TASK ITEM: Sort through the entries below and pull out lines containing the word "this".

INFORMATION:
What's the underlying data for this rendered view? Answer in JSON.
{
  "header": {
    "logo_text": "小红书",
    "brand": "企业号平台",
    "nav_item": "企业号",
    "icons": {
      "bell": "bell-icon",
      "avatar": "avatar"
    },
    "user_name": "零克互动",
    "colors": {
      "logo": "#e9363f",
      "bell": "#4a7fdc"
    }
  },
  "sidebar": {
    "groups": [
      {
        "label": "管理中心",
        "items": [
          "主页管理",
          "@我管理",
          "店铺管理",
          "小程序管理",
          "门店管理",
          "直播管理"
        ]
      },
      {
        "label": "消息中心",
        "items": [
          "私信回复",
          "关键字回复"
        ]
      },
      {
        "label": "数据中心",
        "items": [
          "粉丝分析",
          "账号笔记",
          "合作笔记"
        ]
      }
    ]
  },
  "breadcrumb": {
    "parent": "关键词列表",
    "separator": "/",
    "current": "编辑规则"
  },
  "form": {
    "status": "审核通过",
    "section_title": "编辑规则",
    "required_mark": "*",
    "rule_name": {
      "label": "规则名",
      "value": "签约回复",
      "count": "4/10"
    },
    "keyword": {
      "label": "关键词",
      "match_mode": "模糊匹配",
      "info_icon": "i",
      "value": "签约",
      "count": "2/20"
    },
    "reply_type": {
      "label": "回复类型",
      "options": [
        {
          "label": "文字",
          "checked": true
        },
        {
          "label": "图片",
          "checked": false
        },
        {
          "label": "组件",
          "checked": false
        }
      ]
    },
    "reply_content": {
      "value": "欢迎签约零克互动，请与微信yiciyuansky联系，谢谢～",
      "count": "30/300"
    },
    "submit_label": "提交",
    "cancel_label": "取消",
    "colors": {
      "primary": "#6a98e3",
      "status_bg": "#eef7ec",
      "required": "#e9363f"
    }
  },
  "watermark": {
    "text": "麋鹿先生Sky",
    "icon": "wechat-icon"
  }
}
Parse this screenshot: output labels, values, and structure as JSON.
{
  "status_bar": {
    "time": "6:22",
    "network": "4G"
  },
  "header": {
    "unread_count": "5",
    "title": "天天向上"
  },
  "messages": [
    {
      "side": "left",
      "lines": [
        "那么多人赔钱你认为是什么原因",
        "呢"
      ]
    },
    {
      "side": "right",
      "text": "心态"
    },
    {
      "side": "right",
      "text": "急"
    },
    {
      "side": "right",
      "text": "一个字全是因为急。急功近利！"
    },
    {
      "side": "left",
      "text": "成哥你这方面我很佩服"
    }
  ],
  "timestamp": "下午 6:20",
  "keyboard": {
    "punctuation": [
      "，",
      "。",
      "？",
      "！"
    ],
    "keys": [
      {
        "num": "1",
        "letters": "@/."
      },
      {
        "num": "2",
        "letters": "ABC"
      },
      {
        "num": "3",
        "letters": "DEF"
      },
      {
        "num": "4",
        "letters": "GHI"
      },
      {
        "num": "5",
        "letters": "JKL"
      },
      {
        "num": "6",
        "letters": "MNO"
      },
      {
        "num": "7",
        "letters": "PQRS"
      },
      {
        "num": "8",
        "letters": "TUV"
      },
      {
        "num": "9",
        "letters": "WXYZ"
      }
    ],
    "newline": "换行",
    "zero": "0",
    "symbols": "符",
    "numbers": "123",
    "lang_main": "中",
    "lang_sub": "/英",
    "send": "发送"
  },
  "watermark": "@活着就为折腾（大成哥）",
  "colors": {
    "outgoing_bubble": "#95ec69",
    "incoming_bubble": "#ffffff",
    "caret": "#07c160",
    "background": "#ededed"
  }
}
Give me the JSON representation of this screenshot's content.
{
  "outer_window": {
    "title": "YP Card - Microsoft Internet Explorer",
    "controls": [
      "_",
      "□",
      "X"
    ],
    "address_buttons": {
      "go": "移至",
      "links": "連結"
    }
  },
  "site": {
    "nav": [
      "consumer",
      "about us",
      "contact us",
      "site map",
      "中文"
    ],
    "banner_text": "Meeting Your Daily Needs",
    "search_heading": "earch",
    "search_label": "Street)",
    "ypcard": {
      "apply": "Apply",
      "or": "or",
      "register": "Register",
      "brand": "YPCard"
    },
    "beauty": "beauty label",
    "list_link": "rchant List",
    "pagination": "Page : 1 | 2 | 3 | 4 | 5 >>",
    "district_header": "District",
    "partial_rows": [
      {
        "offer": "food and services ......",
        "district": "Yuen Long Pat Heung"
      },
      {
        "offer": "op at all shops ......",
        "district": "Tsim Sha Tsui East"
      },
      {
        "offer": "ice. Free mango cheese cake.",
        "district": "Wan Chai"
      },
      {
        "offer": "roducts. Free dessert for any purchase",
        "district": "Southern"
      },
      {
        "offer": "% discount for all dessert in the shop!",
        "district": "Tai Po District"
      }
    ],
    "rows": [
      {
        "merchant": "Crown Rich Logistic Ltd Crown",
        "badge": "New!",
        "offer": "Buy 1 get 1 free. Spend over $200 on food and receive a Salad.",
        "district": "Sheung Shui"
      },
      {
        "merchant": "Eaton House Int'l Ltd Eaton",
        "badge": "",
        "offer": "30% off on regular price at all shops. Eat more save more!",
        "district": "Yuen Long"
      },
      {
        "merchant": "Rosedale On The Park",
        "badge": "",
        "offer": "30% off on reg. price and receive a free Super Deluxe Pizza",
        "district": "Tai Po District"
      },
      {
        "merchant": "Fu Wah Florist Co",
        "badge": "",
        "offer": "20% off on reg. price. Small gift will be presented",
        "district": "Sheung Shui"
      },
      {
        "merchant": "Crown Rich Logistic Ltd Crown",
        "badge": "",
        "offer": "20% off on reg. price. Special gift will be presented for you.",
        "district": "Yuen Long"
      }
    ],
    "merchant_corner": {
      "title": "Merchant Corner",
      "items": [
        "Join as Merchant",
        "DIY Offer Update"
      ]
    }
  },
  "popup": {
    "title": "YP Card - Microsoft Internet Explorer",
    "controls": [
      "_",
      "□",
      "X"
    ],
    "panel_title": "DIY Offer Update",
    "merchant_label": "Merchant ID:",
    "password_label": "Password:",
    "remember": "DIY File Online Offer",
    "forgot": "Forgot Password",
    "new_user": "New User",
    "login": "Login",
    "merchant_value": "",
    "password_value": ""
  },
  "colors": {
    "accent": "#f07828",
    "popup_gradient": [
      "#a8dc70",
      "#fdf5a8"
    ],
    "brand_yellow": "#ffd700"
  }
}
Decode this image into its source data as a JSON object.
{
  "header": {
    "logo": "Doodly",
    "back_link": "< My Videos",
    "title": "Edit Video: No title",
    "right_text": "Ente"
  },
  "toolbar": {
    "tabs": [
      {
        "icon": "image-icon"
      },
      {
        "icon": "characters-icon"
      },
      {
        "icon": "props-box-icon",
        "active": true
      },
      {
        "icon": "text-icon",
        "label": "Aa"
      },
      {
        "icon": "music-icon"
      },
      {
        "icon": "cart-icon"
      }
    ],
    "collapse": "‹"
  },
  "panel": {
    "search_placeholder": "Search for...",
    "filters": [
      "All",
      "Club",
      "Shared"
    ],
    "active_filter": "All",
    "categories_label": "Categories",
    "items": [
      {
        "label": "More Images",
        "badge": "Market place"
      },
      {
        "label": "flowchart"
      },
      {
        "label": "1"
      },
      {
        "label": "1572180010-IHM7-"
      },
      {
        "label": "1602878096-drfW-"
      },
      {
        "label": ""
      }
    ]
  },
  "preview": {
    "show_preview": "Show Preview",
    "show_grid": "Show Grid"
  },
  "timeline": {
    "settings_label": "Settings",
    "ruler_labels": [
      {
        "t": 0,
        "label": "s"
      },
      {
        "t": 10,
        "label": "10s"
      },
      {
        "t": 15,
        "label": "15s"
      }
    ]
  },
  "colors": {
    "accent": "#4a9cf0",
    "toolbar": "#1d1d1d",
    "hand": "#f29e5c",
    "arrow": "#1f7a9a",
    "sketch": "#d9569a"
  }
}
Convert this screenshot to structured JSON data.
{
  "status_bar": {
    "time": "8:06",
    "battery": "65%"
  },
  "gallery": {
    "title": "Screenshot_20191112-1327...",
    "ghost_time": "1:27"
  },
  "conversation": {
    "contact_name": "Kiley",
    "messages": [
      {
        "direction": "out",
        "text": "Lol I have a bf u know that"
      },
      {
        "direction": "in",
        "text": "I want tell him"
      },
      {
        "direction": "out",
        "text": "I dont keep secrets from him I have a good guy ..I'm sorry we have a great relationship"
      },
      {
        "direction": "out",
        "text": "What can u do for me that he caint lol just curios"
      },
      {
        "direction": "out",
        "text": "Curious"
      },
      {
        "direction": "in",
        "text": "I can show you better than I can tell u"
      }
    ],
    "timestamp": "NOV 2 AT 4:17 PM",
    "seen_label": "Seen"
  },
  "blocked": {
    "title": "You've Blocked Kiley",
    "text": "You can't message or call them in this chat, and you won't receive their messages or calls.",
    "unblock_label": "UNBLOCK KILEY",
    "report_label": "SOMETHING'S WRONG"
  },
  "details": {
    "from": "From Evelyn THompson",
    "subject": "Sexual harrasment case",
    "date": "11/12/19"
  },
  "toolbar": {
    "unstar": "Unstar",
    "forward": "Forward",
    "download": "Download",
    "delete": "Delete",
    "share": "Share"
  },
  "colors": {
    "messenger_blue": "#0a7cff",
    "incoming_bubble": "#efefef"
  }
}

EXERCISE RESPONSE:
What's the underlying data for this rendered view? Answer in JSON.
Parse this screenshot: output labels, values, and structure as JSON.
Give me the JSON representation of this screenshot's content.
Decode this image into its source data as a JSON object.
Convert this screenshot to structured JSON data.
    "text": "You can't message or call them in this chat, and you won't receive their messages or calls.",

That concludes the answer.